Table 1: Top Tags by Frequency
|Rank||Hand Generated||Machine Generated|
|1||Big Data (2.0%)||Data (5.2%)|
|2||Machine Learning (1.8%)||Analytics (2.4%)|
|3||Hadoop (1.4%)||Data Analytics (1.9%)|
|4||Data Science (1.4%)||Big (1.7%)|
|5||Deep Learning (1.2%)||News (1.6%)|
|6||Interview (1.0%)||Big Data (1.5%)|
|7||R (1.0%)||Data News (1.3%)|
|8||Data Mining (0.9%)||Mining (1.2%)|
|9||Data Science (0.9%)||Science (1.2%)|
|10||Analytics (0.8%)||Data Mining (1.2%)|
The table above paints a picture that the machine generated and hand tags do diverge to some degree. Many of the top tags are similar like data science, data mining and big data.
But the itemset-generated tags tend to be distributed more heavily towards the more common tags."Data" alone accounts for 5.2% of those tags. This makes the some of the machine-generated tags somewhat less useful. But this also goes along in the same vein as having common tags used as high-level classifications of posts. Note that "KDnuggets" was an extremely common tag in the machine tags, but was removed because of the redundancy of tagging posts from KDnuggets with the name of the site.
One weakness of the automatic tag generation is that irrelevant tags that aren’t in most lists of stop words aren’t caught. The most obvious examples are the link shorteners
shrd.bywhich are common in top twitter posts. On top of this, every permutation of big, data, science, mining, analytics, and social, can show up, which is again partially attributable to data cleaning. To make the automatic tags more palatable, a more site-specific list of stop words would be required.
With this in mind, I think the optimal workflow would involve some degree of human tagging augmented by machine tagging after the fact.

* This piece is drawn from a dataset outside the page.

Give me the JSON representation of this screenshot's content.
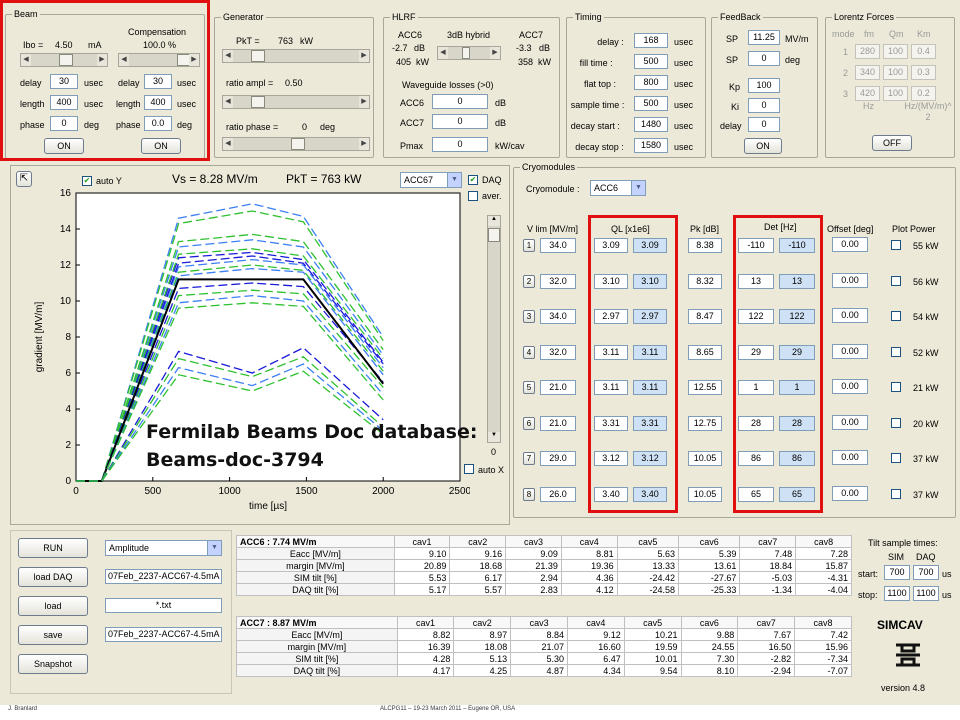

Perhaps rerunning the tagging algorithm offline every month on the whole corpus to draw connections between articles that may not come to mind immediately to a human tagger when publishing.
Conclusions – Algorithmia
The online editors work how you’d expect for the language, with the Python editor being quick and offering good autocomplete. Accessing the API created around your algorithm is really easy, and it’s nice that a lot of the sample generation is done for you. There is one part of this process that wasn’t entirely clear – turning and algorithm from private to public – but this was easy to figure out after trying to publish a new minor revision and seeing the option.
It will be interesting to watch this platform develop. I could imagine research papers publishing an online version of their algorithm as a sort of demo. This would be great to see and would impress me as a reader. I could also see companies using Algorithmia to offload some work to the cloud. For example, if an algorithm needed to be run intermittently (so as to not necessitate its own hardware), but might need to be called on-demand, Algorithmia would be a good option. Working with Algorithmia has been a pleasure and I’d definitely recommend it to friends.